Macro work is accomplished in many ways, from dedicated macro lenses (Sigma 105mm f2.8 and Mamiya 80mm f4) to extension tubes, bellows (Vivitar Bellows with Vivitar 135mm f2.8 and Olympus 50mm f1.4,) lens reversing and lens stacking. Since depth-of-field continues to reduce with higher magnification, shooting at small apertures is paramount, which means most macro work is done with strobes, often off-camera with a sync cord, and occasionally with a softbox. Supplemental lighting and bounce cards are also used. For more info, see my macro tips page and any blog posts that come up under the search term "macro photography".
Film is mostly Fuji Provia 100F and Velvia, because I can depend on the results, but I'll try out anything. Kodak E100VS and SW have their uses, as do Fuji Astia and Sensia – all of these are slide films. For print, I often use Fuji Superia 400 and occasionally Reala, Fuji NPH when I'm doing people, and several different Ilford films for B&W work.
Digital Work is (or has been) accomplished through a variety of cameras, from a Sony F717 through a Canon Pro 90 IS to a Canon 7D. Scanning of slides is done through a Minolta Scan Dual III, with editing done in Adobe Photoshop 6.0m or GIMP 2.8

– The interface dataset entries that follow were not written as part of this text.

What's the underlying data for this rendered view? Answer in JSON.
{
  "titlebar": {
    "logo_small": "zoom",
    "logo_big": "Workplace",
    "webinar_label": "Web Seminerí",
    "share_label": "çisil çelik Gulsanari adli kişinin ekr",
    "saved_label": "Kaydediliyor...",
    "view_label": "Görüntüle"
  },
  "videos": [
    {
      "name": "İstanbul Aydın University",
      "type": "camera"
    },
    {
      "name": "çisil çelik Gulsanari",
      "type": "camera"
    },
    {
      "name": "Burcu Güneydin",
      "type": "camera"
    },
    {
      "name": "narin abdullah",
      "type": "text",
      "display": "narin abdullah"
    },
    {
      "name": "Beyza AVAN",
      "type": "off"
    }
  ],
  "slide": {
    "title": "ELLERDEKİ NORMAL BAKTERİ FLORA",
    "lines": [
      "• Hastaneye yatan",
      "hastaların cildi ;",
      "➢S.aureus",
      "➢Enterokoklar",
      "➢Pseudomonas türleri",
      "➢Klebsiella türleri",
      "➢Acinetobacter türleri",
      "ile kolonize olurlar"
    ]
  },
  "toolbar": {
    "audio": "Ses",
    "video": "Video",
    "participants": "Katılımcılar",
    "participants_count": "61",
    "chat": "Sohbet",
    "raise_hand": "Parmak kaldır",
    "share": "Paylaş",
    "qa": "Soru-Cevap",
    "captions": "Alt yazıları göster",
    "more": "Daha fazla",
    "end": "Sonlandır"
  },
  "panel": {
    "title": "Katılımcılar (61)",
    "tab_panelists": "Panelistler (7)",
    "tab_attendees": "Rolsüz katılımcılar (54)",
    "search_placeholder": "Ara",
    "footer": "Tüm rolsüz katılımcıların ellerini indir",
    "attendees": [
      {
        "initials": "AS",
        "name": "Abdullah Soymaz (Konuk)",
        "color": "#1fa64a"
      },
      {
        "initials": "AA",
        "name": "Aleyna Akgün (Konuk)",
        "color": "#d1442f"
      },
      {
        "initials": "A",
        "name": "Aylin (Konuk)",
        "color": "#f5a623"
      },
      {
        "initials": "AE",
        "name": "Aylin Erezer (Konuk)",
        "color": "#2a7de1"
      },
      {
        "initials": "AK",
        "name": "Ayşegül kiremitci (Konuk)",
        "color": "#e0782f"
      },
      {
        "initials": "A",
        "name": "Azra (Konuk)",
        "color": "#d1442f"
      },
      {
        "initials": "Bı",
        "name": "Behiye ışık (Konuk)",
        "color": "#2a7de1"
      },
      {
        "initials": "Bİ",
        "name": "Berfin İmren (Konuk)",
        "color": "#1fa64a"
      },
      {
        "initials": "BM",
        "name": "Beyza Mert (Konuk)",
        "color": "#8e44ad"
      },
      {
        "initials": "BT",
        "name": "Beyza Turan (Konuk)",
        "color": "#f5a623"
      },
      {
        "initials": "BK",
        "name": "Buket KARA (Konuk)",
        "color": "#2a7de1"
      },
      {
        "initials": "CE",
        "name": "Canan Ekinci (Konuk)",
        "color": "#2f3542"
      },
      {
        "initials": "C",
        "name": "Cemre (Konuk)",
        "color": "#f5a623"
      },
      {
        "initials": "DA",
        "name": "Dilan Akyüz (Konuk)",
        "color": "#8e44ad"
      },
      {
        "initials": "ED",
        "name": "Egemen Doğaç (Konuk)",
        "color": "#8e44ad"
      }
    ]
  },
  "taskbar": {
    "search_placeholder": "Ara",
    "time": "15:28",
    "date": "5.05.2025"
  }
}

This website was created and recreated over a large period of time, using several different programs, by a guy (me) that learns as he goes. At any time you may notice changes in format between different sections, and this is simply growing pains. The curse of making a large site – you end up remaking it all when you see the previous mistakes ;-).